Comments on Mint 11 LXDE LiveUSB made from 692 Mb CD iso relative to a few
similar lightweight LiveUSB alternatives.

I first set up Mint 11 Gnome, but soon decided that distro was top-heavy
on gui 'conveniences'. Actually, I'm looking to find a lightweight distribution
preferably LXDE that gets around a hitch I find in Knoppix 6.7's lxpanel.

I used a Pendrive program to locate & download the Mint iso and to format and
install a LiveUSB with persistence on on 4 Gb SanDisk. Fast & painless.
The BAD news is that during start-up there is a dis-orienting time of about
a minute that there's nothing going on but a black screen:
no warning, no progress report, just a black screen.
The GOOD news is that if wifi is installed, you are on-line in 50 seconds or so;
just not much entertainment during the blackout period.

Mint didn't have any trouble getting my video & display parameters set right.

I had the usual wifi hassle with Ubuntu & its clones if one has a Broadcom
wifi. One needs a politically correct EXternal wifi to download the driver
for a Broadcom INternal wifi. With Mint, there remains the usual long process
to prepare the necessary kernel material to use the INternal wifi.
The Mint process is as smooth as the Ubuntu process gets, and it required
no help from me other than patience. Neither Knoppix nor PCLinuxOS have this
noxious hangup; they just go ahead and install the politically incorrect
driver effortlessly, in no time, and with no fanfare.

While typing this, I had to stop and first modify /etc/X11/Xsession.d to add a
one-line program 98x11-synaptic-disable to disable the touchpad.
I use a wireless mouse by choice and try to ignore the touchpad on my laptop.
I have this problem with all distributions.
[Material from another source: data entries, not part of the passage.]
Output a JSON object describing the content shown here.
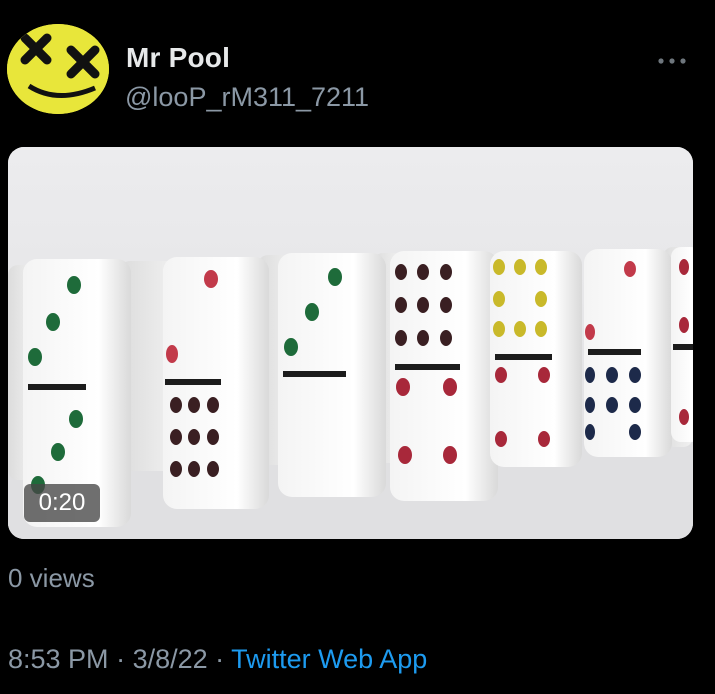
{
  "tweet": {
    "display_name": "Mr Pool",
    "handle": "@looP_rM311_7211",
    "more_icon": "more-horizontal-icon",
    "avatar_color": "#e8e63a",
    "media": {
      "type": "video",
      "duration": "0:20",
      "subject": "dominoes"
    },
    "views": "0 views",
    "time": "8:53 PM",
    "separator_1": " · ",
    "date": "3/8/22",
    "separator_2": " · ",
    "source": "Twitter Web App",
    "accent_color": "#1d9bf0",
    "muted_color": "#8b98a5"
  }
}
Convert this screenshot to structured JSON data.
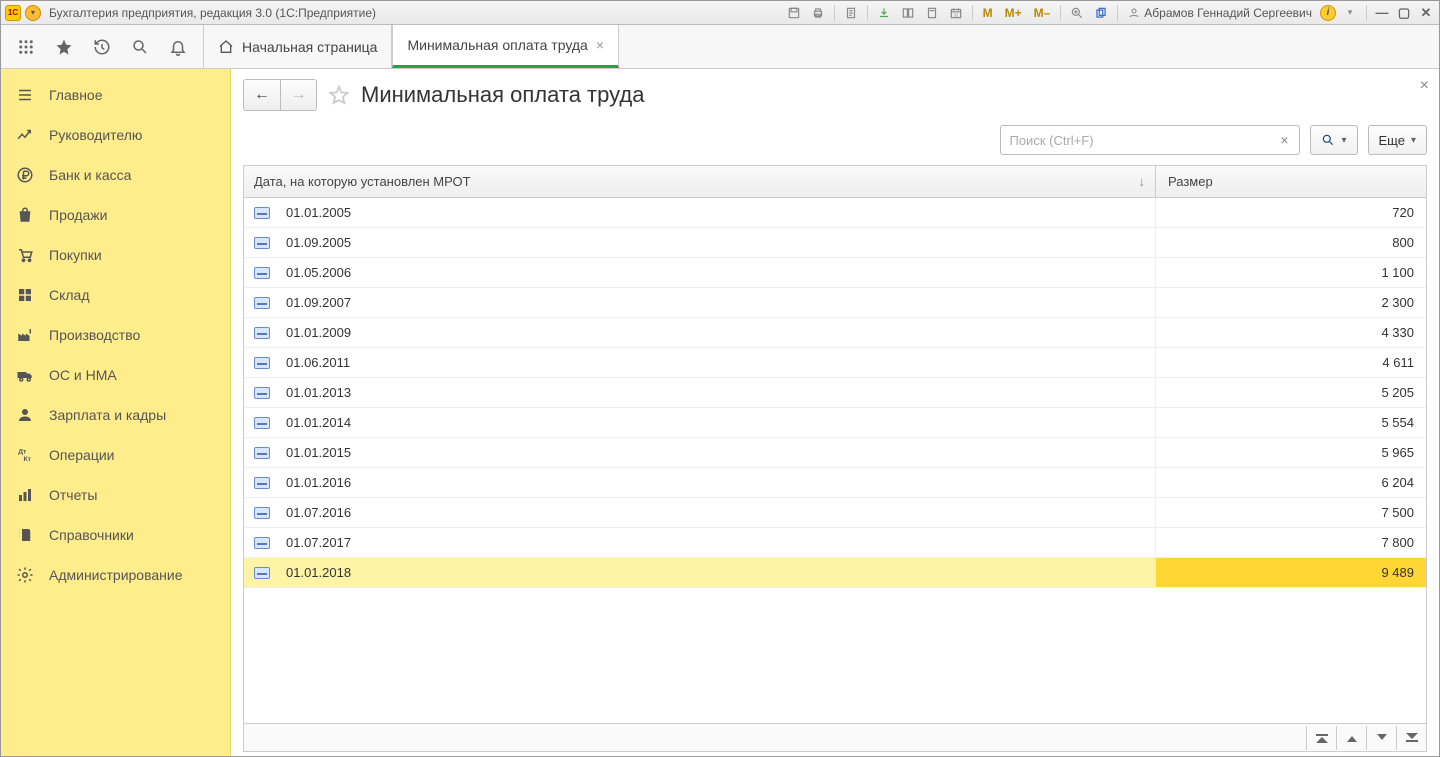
{
  "titlebar": {
    "app_title": "Бухгалтерия предприятия, редакция 3.0  (1С:Предприятие)",
    "mem_m": "M",
    "mem_mplus": "M+",
    "mem_mminus": "M–",
    "user_name": "Абрамов Геннадий Сергеевич"
  },
  "tabs": {
    "home": "Начальная страница",
    "active": "Минимальная оплата труда"
  },
  "sidebar": {
    "items": [
      {
        "label": "Главное"
      },
      {
        "label": "Руководителю"
      },
      {
        "label": "Банк и касса"
      },
      {
        "label": "Продажи"
      },
      {
        "label": "Покупки"
      },
      {
        "label": "Склад"
      },
      {
        "label": "Производство"
      },
      {
        "label": "ОС и НМА"
      },
      {
        "label": "Зарплата и кадры"
      },
      {
        "label": "Операции"
      },
      {
        "label": "Отчеты"
      },
      {
        "label": "Справочники"
      },
      {
        "label": "Администрирование"
      }
    ]
  },
  "page": {
    "title": "Минимальная оплата труда",
    "search_placeholder": "Поиск (Ctrl+F)",
    "more_label": "Еще"
  },
  "table": {
    "col_date": "Дата, на которую установлен МРОТ",
    "col_size": "Размер",
    "rows": [
      {
        "date": "01.01.2005",
        "size": "720"
      },
      {
        "date": "01.09.2005",
        "size": "800"
      },
      {
        "date": "01.05.2006",
        "size": "1 100"
      },
      {
        "date": "01.09.2007",
        "size": "2 300"
      },
      {
        "date": "01.01.2009",
        "size": "4 330"
      },
      {
        "date": "01.06.2011",
        "size": "4 611"
      },
      {
        "date": "01.01.2013",
        "size": "5 205"
      },
      {
        "date": "01.01.2014",
        "size": "5 554"
      },
      {
        "date": "01.01.2015",
        "size": "5 965"
      },
      {
        "date": "01.01.2016",
        "size": "6 204"
      },
      {
        "date": "01.07.2016",
        "size": "7 500"
      },
      {
        "date": "01.07.2017",
        "size": "7 800"
      },
      {
        "date": "01.01.2018",
        "size": "9 489"
      }
    ],
    "selected_index": 12
  }
}
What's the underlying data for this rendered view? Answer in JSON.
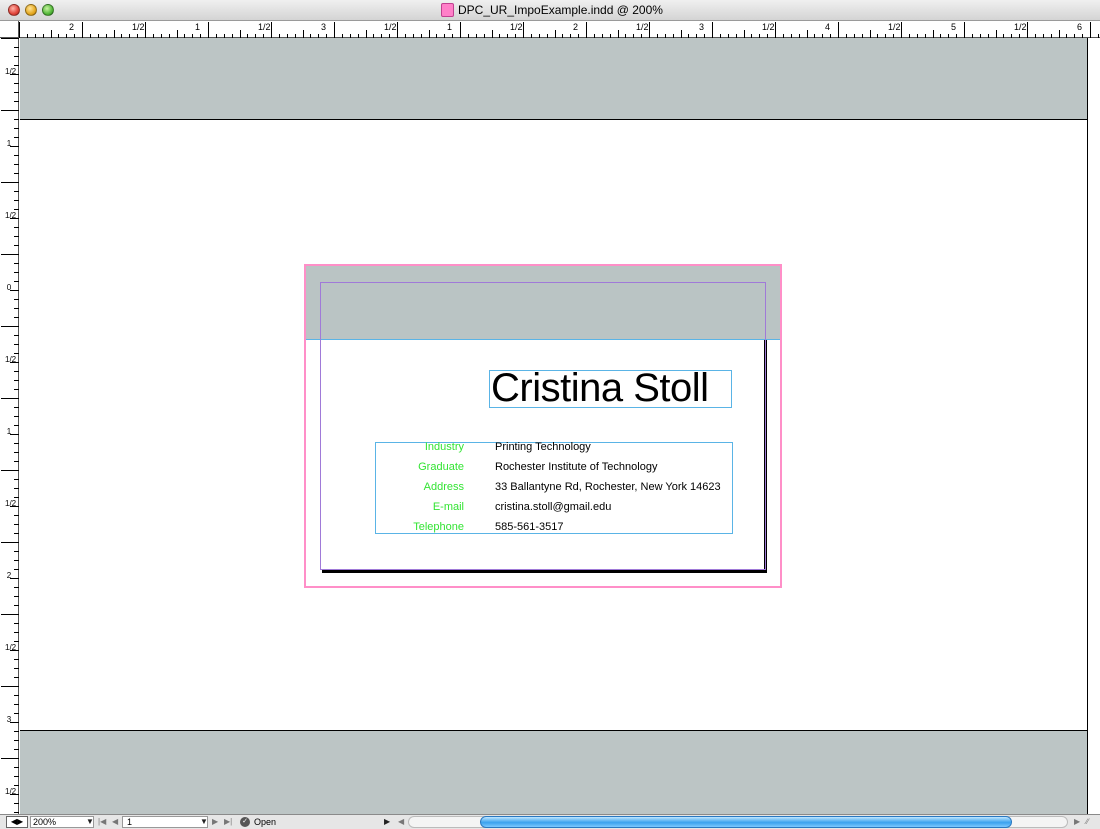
{
  "window": {
    "title": "DPC_UR_ImpoExample.indd @ 200%"
  },
  "ruler": {
    "horizontal_labels": [
      "2",
      "1/2",
      "1",
      "1/2",
      "3",
      "1/2",
      "1",
      "1/2",
      "2",
      "1/2",
      "3",
      "1/2",
      "4",
      "1/2",
      "5",
      "1/2",
      "6"
    ],
    "vertical_labels": [
      "1/2",
      "1",
      "1/2",
      "0",
      "1/2",
      "1",
      "1/2",
      "2",
      "1/2",
      "3",
      "1/2"
    ]
  },
  "card": {
    "name": "Cristina Stoll",
    "fields": [
      {
        "label": "Industry",
        "value": "Printing Technology"
      },
      {
        "label": "Graduate",
        "value": "Rochester Institute of Technology"
      },
      {
        "label": "Address",
        "value": "33 Ballantyne Rd, Rochester, New York 14623"
      },
      {
        "label": "E-mail",
        "value": "cristina.stoll@gmail.edu"
      },
      {
        "label": "Telephone",
        "value": "585-561-3517"
      }
    ],
    "label_color": "#33e433"
  },
  "statusbar": {
    "zoom": "200%",
    "page": "1",
    "document_status": "Open"
  },
  "colors": {
    "pasteboard": "#bcc5c5",
    "bleed_guide": "#ff8fc8",
    "margin_guide": "#a07ad8",
    "frame_edge": "#5ab4e6",
    "scroll_thumb": "#3aa2ee"
  }
}
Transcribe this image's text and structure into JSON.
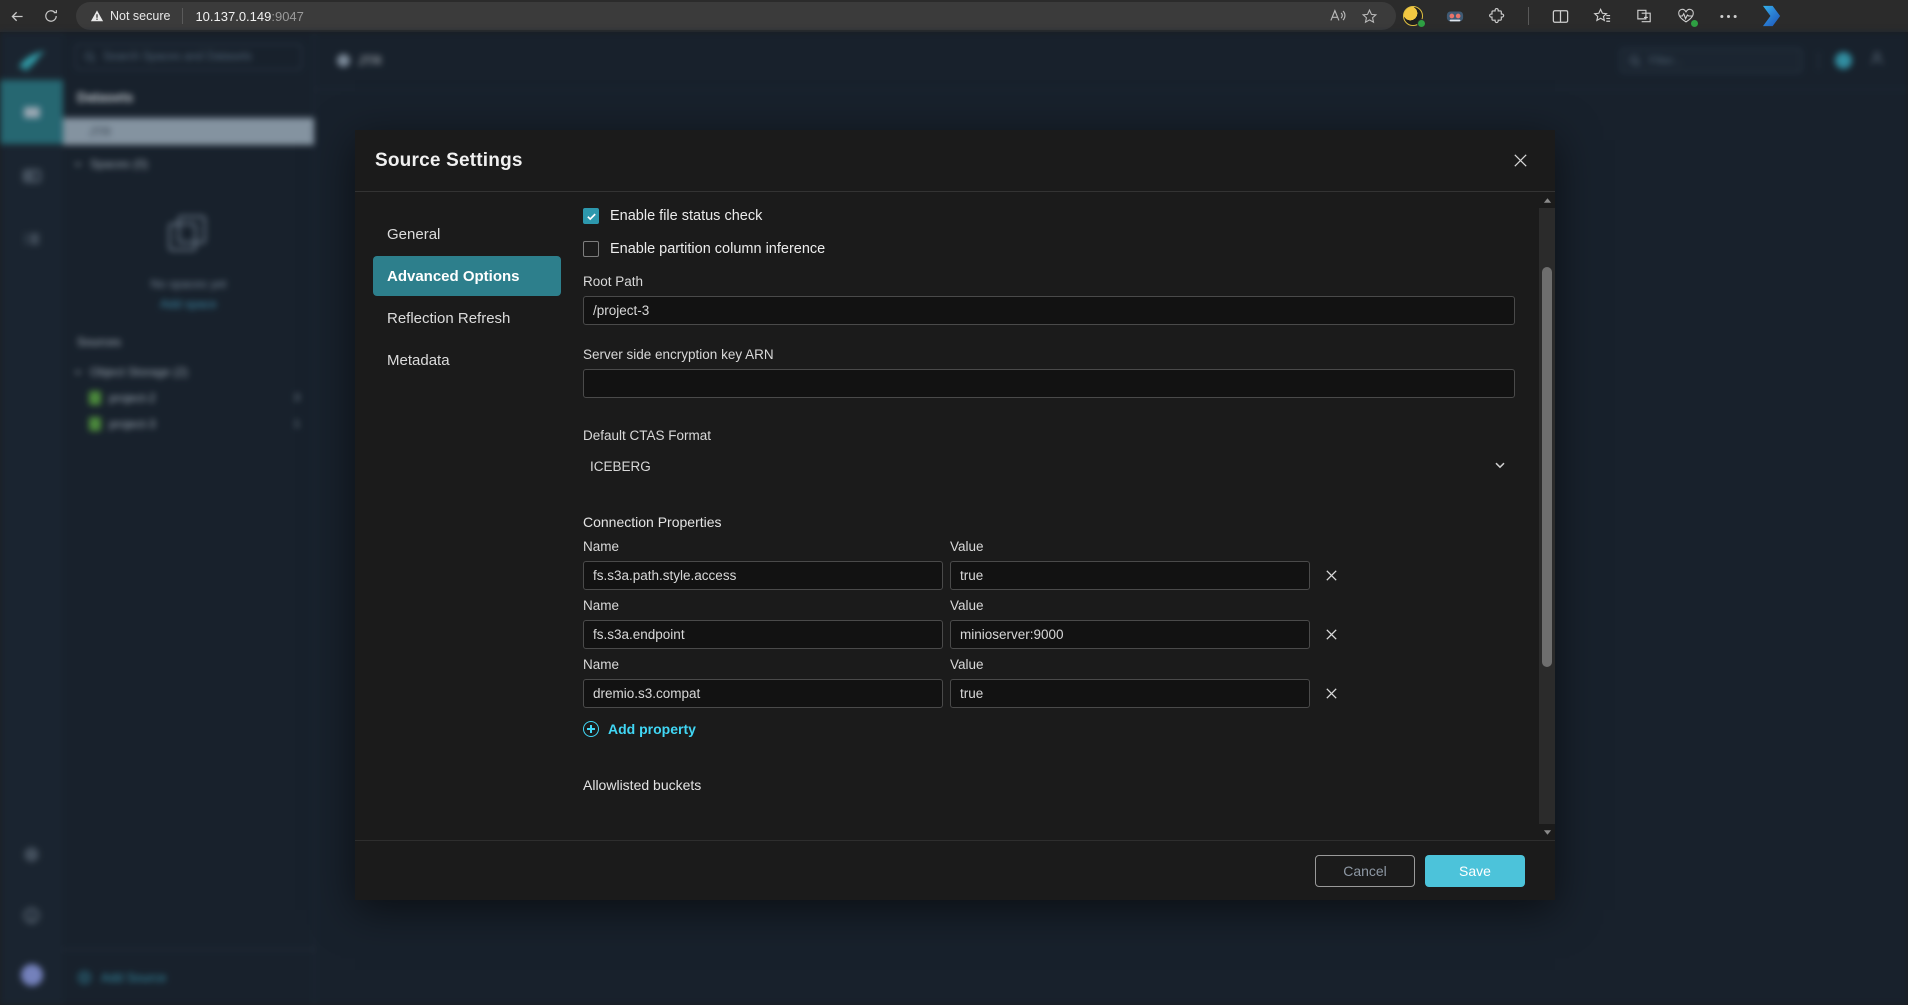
{
  "browser": {
    "back_icon": "back-arrow-icon",
    "reload_icon": "reload-icon",
    "security_label": "Not secure",
    "url_host": "10.137.0.149",
    "url_port": ":9047",
    "read_aloud_icon": "read-aloud-icon",
    "favorite_icon": "star-icon",
    "toolbar_icons": [
      "profile-badge-icon",
      "extension-avatar-icon",
      "extensions-puzzle-icon",
      "split-screen-icon",
      "collections-star-icon",
      "browser-essentials-icon",
      "performance-heart-icon",
      "more-settings-icon",
      "copilot-icon"
    ]
  },
  "app": {
    "logo": "dremio-logo-icon",
    "rail": [
      {
        "name": "datasets-rail-item",
        "icon": "dataset-icon",
        "active": true
      },
      {
        "name": "jobs-rail-item",
        "icon": "jobs-icon",
        "active": false
      },
      {
        "name": "sql-runner-rail-item",
        "icon": "list-icon",
        "active": false
      }
    ],
    "rail_bottom": [
      {
        "name": "settings-rail-item",
        "icon": "gear-icon"
      },
      {
        "name": "help-rail-item",
        "icon": "help-circle-icon"
      },
      {
        "name": "account-rail-item",
        "icon": "avatar-icon"
      }
    ],
    "search": {
      "placeholder": "Search Spaces and Datasets",
      "icon": "search-icon"
    },
    "sidebar": {
      "title": "Datasets",
      "selected_item": "JTR",
      "spaces_group": "Spaces (0)",
      "empty_state_caption": "No spaces yet",
      "empty_state_link": "Add space",
      "sources_title": "Sources",
      "object_storage_group": "Object Storage (2)",
      "sources": [
        {
          "label": "project-2",
          "count": "3"
        },
        {
          "label": "project-3",
          "count": "1"
        }
      ],
      "add_source": "Add Source"
    },
    "main": {
      "breadcrumb": "JTR",
      "filter_placeholder": "Filter..."
    }
  },
  "modal": {
    "title": "Source Settings",
    "close_icon": "close-icon",
    "tabs": [
      {
        "label": "General",
        "active": false
      },
      {
        "label": "Advanced Options",
        "active": true
      },
      {
        "label": "Reflection Refresh",
        "active": false
      },
      {
        "label": "Metadata",
        "active": false
      }
    ],
    "checkboxes": [
      {
        "label": "Enable file status check",
        "checked": true
      },
      {
        "label": "Enable partition column inference",
        "checked": false
      }
    ],
    "root_path": {
      "label": "Root Path",
      "value": "/project-3"
    },
    "sse_key": {
      "label": "Server side encryption key ARN",
      "value": ""
    },
    "ctas": {
      "label": "Default CTAS Format",
      "value": "ICEBERG",
      "chevron": "chevron-down-icon"
    },
    "connection_properties": {
      "section_title": "Connection Properties",
      "name_label": "Name",
      "value_label": "Value",
      "remove_icon": "close-icon",
      "rows": [
        {
          "name": "fs.s3a.path.style.access",
          "value": "true"
        },
        {
          "name": "fs.s3a.endpoint",
          "value": "minioserver:9000"
        },
        {
          "name": "dremio.s3.compat",
          "value": "true"
        }
      ],
      "add_property": "Add property",
      "add_icon": "plus-circle-icon"
    },
    "allowlisted_buckets": "Allowlisted buckets",
    "footer": {
      "cancel": "Cancel",
      "save": "Save"
    }
  },
  "colors": {
    "accent_teal": "#2d7f8c",
    "save_blue": "#4cc3da",
    "link_cyan": "#41d7f5",
    "checkbox_teal": "#2d98ad"
  }
}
Arranging icons on Mint's lxpanel was an awkward learning process,
but its possible to make it work out ok.
Mint's lxpanel editing features seem a little different than I'm used to
with Knoppix or PCLinuxOS, but perhaps I've just forgotten how.

I emptied out /usr/bin/mint-fortune to turn off Mint's cutesy graffiti that
accompanies lxterminal. We were not amused, we've never been amused.

Setting the desktop time format is for me, a new hassle with every distribution;
Mint is no exception. I like LOCAL time, all European distributions seem to
prefer UTC. The closer to Greenwich, the more this seems to be so.
My time is 4 or 5 zones later than Big Ben's. What worked for Knoppix
doesn't work here. Time starts out ok as EST, but gets shifted to UTC
at the first ntpdate update, which is at about 1-2 minutes after getting

I learned something about visudo. Better get your name on the sudoers
list before you do much working as sudo. One could get into a Catch22 if
one weren't careful. One certainly could.

Mint's Software Manager misfunctions whenever one puts two characters in its
search box. The same things happens with Mint 11 Gnome. I don't know what
this feature would provide or if I would even need it. Mint's Synaptics works
just fine, anyway.

LibreOffice is not part of the initial Mint install, but by adding the backport
repo to Synaptic it is available. Moreover, using just calc & writer,
the footprint of these seems less than the usual all-up LibreOffice.

File Mgr is PCManFM 0.9.9; editor is Gedit 2.30.4; kernel is 2.6.38-8 generic;
browser is Firefox 5.0, Mint-branded, with flash. Flash & audio needed no
tweaks to run right out of the box.
mc not installed initially but available in Synaptic.

A mixture of themes including gnome, lxde, libreoffice & firefox.
Peculiarly, gedit sports both some old-fashioned flat 2-d, monochrome icons and
up-to-the-minute, new-fangled disappearing scroll thingies. The editor itself
may be a better editor than leafpad, as a compensation, if that's needed.